Dear Carolyn: I have known rejection of me. you her adversary. Taking her as socially awk-
my daughter-in-law for 14 years, ward, and being consistently warm and kind,
but we have no relationship. We I vacillate between accepting her “as she makes you her ally. Maybe a thaw will never hap-
have never had an argument or is” and being angry at what can only be de- pen, but where’s your best chance that it will?
even any unkind words between scribed as rudeness. Your suggestions?
us. Their son, our only grand- Oh, and about those absentee linens – Dilly
child, is the apple of my eye, – Never Thought It Would Be This Hard and your son are manners challenged. Don’t lay
and we have a wonderful time that all on the girl.
with him. The problem is that Never Thought It Would Be This Hard:
no matter what I seem to do, my Your son gave you the only answer you
daughter-in-law shuns me. She rarely speaks to need, and an out: This is just the way his
me. If I speak to her she responds with one or two wife is.
words. On a recent visit to their home, there were
no sheets on our bed, no towels and no toilet pa- It’s not the answer you wanted – you
per in the bathroom. I had just sent them a gift for want a warm relationship with your
their anniversary, and it was sitting in the family daughter-in-law (“Dilly”), understandably,
room. She never acknowledged it or thanked us. and TP is nice, and so you were hoping to
I asked my son, in private, what I might do to hear there was something concrete you
improve my relationship with her. He said there were doing wrong and could therefore fix.
is no problem; she’s like that with everyone, she is

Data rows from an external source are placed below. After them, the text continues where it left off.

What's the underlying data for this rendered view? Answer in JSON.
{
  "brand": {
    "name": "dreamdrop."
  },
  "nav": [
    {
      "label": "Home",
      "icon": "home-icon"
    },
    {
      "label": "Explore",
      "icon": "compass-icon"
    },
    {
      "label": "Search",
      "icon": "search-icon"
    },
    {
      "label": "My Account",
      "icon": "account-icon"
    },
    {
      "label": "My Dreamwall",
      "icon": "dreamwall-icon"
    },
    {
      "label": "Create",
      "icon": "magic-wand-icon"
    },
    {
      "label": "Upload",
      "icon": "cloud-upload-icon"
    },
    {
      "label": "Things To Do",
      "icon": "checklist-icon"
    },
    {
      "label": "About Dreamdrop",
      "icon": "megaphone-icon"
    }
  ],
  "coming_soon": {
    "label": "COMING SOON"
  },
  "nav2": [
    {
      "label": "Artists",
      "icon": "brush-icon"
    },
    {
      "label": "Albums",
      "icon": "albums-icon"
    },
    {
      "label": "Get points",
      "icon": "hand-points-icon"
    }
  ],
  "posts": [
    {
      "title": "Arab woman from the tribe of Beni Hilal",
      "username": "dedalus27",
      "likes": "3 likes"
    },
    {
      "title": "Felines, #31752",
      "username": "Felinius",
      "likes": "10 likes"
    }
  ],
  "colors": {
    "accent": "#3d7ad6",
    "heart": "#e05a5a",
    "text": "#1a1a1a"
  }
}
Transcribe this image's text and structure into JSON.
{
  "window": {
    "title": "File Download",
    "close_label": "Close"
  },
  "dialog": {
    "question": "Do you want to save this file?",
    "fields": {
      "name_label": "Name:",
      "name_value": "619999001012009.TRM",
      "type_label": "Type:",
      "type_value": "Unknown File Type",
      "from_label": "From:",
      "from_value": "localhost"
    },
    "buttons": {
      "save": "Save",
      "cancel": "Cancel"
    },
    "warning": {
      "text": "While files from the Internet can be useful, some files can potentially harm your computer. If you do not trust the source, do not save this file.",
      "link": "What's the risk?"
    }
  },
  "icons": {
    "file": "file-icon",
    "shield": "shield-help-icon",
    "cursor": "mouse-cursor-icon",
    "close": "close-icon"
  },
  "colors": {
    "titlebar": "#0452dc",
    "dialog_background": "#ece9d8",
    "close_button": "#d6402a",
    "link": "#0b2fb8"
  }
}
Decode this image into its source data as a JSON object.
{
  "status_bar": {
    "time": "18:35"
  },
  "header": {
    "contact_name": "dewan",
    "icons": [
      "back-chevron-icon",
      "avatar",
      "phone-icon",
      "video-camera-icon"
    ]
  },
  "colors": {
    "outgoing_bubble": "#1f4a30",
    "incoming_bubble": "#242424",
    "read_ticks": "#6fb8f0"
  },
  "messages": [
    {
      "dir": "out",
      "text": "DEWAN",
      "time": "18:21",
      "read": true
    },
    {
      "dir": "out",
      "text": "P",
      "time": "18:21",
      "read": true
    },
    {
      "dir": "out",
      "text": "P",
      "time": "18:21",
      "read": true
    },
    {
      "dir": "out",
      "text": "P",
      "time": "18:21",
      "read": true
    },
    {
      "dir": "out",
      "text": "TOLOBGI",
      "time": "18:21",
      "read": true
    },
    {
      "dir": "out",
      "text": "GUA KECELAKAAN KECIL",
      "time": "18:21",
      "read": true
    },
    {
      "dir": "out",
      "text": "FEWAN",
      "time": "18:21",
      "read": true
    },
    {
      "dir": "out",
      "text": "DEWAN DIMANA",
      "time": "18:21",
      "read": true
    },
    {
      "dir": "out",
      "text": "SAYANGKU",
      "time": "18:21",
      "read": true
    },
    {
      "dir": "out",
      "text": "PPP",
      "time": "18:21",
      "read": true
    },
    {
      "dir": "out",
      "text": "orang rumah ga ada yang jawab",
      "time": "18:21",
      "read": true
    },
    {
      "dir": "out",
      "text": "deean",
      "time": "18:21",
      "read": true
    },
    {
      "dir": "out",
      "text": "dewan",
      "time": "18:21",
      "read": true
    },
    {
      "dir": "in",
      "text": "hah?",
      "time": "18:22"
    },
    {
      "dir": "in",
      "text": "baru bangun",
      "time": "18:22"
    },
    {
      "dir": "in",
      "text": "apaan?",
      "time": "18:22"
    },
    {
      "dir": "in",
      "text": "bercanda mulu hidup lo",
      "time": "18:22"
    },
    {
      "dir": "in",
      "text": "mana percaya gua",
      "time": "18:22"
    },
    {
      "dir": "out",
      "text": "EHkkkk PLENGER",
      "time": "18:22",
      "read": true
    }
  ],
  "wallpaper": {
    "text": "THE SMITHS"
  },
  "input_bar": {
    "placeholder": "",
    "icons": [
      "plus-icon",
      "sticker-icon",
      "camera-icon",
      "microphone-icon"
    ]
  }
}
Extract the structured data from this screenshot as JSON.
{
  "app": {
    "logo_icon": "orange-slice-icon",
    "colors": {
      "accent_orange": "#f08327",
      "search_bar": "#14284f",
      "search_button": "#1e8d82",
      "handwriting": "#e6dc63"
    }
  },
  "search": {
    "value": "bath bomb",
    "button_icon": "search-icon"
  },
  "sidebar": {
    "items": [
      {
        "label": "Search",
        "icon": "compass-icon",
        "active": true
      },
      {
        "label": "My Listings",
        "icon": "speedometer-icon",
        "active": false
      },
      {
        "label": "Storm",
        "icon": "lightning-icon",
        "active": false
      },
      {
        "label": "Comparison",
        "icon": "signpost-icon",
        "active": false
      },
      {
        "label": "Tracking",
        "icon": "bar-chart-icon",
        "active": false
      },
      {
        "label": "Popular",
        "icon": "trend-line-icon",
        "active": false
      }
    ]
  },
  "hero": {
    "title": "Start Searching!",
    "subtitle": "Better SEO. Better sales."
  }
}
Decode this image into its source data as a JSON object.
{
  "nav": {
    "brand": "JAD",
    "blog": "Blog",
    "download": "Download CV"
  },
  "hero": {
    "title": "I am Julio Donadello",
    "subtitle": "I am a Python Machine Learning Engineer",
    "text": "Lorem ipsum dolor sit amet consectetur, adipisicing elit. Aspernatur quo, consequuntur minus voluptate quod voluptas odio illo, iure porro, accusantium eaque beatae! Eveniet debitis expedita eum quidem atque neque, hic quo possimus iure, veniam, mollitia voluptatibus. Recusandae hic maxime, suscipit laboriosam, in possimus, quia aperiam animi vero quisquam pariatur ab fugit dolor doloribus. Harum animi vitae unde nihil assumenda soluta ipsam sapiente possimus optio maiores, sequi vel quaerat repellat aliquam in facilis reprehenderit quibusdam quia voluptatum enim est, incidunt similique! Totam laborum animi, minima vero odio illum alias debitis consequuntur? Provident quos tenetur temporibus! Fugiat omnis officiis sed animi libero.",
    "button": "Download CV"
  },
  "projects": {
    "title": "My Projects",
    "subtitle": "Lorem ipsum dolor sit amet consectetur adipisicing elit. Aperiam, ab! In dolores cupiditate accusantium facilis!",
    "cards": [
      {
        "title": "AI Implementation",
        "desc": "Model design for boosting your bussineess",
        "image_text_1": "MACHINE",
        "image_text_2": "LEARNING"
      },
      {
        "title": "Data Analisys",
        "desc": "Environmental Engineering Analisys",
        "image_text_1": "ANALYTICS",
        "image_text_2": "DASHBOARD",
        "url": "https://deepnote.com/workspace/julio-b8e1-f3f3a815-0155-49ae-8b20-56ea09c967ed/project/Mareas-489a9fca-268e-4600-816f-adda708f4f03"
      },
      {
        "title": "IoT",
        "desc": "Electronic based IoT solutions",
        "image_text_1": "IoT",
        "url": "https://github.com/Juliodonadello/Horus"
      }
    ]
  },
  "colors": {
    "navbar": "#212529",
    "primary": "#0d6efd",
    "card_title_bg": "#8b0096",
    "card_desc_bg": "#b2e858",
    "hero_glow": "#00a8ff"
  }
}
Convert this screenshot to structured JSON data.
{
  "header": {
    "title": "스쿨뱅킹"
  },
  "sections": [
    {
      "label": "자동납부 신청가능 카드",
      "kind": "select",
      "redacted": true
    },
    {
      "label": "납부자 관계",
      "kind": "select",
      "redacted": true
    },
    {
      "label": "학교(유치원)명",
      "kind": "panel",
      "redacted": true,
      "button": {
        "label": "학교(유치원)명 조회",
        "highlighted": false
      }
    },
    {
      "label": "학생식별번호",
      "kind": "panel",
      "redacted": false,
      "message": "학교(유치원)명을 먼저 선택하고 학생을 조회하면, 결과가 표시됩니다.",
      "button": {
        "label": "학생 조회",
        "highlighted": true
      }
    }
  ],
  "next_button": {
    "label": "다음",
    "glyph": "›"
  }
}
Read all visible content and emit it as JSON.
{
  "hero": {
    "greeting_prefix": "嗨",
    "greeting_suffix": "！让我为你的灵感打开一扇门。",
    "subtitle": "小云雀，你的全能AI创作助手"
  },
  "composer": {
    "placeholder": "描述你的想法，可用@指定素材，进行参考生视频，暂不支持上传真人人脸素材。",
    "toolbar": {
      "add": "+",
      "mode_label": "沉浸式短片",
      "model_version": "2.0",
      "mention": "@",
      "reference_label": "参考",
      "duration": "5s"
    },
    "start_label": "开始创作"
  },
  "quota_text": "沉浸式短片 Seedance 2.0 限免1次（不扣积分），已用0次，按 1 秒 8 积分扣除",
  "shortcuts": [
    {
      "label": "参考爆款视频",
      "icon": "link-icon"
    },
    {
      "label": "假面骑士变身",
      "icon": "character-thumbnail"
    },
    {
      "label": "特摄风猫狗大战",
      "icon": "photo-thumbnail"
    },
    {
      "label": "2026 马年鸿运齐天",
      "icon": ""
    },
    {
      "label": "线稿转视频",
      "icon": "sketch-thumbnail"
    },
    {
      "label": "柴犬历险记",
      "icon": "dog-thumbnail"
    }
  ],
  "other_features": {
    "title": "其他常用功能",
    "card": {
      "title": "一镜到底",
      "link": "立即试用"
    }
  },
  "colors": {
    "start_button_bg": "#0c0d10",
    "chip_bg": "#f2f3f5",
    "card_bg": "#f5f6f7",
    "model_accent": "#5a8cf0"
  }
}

just quiet. He seemed annoyed I would even ask. I But it was the second-best answer, and
clarified that if I perceived it to be a problem then also a totally workable one. Your son gave
there was validity in that, but he simply changed you license to accept Dilly as she is. Forget
the subject. whether it’s actually true that “she’s like
I know things could be much worse. She is not that with everyone”; for your purposes, it
mean to me; she does not prevent access to my is. She’s inert matter: not good, not bad,
grandchild or overtly interfere with my relation- just there.
ship with my son. It is just so terribly awkward and
uncomfortable to be around someone who works Let’s put proper emphasis, too, on the “not
so hard to maintain distance. I worry that if I try bad.” You are welcome in the lives of your son
to address this directly with her, I jeopardize what and your grandchild, and I obviously don’t have
I currently have. I sadly find myself simply ignor- to remind you that not everyone with a less-than-
welcoming son- or daughter-in-law is so blessed.
I’d also argue this reframing is not optional.
Your son’s answer is workable only if you choose
not to walk yourself out onto the “I cannot con-